• _Work item_
Where the string "content" occurs in a line of the entries below, copy that line.

::: Data extract

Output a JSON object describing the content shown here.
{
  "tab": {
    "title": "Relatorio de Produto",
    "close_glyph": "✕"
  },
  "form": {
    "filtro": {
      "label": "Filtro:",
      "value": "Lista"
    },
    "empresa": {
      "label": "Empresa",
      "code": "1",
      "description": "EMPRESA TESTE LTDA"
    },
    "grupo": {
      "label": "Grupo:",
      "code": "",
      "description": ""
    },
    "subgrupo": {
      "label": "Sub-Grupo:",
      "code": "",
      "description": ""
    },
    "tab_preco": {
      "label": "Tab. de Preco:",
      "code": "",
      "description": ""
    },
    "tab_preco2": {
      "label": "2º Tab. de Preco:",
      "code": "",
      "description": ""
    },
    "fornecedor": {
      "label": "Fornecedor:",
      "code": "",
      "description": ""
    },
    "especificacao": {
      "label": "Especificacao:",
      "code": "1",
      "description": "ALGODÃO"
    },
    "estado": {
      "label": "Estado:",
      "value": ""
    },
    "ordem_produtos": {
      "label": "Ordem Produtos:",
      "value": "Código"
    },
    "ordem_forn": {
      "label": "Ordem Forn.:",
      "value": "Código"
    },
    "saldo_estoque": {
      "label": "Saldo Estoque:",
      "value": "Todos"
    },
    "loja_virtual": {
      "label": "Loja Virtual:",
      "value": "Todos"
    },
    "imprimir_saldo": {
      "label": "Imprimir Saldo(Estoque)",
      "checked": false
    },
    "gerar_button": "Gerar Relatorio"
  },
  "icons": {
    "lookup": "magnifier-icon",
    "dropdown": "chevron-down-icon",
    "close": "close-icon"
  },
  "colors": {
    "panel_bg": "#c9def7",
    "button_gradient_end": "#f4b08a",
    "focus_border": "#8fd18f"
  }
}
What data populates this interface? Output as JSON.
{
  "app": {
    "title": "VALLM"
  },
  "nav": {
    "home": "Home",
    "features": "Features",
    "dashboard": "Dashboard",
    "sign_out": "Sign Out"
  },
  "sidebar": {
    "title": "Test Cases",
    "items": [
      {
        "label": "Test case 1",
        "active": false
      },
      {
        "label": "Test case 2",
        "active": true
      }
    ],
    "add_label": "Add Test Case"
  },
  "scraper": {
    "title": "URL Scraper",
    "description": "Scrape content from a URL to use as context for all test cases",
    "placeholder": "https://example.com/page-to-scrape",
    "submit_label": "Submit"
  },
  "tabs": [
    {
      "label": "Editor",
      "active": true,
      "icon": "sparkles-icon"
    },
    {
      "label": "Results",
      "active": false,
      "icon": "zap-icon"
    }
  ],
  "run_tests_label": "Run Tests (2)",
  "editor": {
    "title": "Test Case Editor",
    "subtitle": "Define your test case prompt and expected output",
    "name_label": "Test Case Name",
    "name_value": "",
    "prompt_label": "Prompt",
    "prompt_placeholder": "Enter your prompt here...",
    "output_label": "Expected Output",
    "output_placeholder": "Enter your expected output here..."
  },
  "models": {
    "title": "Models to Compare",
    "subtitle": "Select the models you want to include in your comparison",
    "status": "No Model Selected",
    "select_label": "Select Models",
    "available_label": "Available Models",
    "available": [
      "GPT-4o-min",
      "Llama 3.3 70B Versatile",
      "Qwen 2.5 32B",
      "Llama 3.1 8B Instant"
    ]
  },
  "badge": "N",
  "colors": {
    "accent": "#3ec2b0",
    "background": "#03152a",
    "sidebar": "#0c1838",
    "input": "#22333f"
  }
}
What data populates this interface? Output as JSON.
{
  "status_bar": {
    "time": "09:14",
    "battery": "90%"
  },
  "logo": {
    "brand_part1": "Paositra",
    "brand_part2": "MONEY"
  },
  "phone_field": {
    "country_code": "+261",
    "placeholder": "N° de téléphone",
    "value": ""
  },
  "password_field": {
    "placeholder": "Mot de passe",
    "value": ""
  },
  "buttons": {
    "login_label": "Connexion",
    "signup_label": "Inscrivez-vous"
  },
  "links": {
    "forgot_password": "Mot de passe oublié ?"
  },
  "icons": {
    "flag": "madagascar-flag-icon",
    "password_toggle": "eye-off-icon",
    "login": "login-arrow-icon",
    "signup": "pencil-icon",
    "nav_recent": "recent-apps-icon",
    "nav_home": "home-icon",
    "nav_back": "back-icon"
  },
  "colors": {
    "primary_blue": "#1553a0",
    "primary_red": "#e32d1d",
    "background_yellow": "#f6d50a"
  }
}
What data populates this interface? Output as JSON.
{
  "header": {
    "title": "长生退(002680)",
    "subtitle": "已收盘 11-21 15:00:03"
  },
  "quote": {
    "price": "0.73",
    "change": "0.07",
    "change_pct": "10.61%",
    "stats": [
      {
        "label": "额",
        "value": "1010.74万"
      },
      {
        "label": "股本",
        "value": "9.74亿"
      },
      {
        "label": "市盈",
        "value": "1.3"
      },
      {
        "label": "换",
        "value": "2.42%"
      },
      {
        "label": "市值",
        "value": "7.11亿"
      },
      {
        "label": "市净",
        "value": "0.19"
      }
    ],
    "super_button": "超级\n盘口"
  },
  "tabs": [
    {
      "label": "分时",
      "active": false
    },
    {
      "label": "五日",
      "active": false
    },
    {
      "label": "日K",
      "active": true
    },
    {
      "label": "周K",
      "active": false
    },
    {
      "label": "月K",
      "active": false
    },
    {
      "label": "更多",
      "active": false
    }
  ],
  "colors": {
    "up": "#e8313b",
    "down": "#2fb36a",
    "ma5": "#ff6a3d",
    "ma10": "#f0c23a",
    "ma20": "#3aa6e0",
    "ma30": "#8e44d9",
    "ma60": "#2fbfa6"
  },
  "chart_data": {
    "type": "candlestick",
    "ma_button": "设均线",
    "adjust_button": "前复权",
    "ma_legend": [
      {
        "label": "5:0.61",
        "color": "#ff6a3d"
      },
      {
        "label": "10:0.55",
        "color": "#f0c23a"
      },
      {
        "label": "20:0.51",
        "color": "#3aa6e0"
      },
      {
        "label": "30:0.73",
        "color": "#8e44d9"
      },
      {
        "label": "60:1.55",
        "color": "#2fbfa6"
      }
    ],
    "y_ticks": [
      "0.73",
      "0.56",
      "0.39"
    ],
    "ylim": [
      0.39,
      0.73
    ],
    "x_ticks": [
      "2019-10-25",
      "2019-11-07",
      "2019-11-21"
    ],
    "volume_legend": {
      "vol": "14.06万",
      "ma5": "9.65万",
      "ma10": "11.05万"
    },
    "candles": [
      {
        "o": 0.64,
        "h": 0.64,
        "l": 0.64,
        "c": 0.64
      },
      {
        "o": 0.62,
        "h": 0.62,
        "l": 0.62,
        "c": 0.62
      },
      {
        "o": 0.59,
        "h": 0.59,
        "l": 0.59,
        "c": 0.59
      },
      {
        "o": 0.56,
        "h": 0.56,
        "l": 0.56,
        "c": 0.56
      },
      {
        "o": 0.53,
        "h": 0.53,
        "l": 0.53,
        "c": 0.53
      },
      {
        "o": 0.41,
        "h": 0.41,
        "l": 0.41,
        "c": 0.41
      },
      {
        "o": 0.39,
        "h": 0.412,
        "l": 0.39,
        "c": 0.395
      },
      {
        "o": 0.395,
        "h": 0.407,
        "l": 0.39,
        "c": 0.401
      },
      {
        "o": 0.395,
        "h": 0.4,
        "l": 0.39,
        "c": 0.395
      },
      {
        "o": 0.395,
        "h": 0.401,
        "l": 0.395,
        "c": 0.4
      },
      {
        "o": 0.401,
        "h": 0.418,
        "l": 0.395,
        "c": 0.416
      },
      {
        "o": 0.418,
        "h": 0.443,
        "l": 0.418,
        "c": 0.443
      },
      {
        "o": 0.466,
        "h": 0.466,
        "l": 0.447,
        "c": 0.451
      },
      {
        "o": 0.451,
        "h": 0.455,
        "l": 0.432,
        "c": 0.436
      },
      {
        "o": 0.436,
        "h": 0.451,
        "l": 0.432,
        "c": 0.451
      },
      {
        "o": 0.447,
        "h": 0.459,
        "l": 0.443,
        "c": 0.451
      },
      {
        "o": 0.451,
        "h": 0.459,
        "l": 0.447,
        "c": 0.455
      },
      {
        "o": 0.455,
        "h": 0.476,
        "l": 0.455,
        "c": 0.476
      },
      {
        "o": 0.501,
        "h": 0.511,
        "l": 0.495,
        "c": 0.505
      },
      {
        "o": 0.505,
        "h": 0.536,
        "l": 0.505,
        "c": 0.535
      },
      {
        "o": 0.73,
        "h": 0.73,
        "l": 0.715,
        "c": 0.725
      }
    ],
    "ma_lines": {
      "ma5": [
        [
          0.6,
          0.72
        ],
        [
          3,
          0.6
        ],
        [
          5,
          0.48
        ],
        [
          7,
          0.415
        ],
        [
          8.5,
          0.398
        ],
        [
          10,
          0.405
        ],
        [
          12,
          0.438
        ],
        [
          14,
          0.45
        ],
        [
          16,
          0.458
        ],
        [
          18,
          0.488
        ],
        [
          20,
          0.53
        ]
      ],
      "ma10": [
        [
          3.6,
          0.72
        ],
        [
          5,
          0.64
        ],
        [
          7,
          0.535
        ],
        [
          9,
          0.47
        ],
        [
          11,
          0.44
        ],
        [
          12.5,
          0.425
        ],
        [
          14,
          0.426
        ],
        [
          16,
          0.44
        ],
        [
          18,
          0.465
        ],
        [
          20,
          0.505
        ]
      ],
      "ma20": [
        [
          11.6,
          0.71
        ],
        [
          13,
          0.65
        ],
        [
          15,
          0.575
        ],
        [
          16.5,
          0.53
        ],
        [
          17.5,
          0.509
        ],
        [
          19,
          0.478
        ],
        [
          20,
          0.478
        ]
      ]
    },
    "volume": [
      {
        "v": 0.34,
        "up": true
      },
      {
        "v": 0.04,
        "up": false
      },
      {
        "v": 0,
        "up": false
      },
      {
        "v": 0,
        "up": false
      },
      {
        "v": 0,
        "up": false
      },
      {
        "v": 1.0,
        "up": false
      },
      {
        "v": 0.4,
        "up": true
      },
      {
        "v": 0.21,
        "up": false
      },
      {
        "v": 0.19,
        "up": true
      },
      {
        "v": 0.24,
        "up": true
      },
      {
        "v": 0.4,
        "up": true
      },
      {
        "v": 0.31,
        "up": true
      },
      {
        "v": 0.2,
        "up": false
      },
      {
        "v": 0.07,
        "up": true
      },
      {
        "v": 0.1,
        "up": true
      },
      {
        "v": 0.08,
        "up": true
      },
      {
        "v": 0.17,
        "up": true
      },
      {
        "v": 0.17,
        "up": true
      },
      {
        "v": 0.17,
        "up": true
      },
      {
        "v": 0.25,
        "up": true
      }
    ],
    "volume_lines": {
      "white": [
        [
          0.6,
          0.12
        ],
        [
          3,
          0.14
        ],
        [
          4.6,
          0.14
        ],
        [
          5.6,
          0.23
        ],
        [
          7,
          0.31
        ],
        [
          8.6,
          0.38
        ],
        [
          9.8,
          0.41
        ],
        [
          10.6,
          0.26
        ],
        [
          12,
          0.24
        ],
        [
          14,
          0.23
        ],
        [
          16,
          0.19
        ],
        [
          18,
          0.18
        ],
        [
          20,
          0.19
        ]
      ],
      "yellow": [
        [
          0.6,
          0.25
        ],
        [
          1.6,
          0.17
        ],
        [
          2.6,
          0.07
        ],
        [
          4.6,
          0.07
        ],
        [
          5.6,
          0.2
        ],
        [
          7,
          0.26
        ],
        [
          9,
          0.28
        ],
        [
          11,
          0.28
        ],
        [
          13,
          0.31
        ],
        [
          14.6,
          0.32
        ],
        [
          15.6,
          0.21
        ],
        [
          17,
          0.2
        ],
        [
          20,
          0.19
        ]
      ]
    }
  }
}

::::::

• _Answer to this task_
Output a JSON object describing the content shown here.
    "description": "Scrape content from a URL to use as context for all test cases",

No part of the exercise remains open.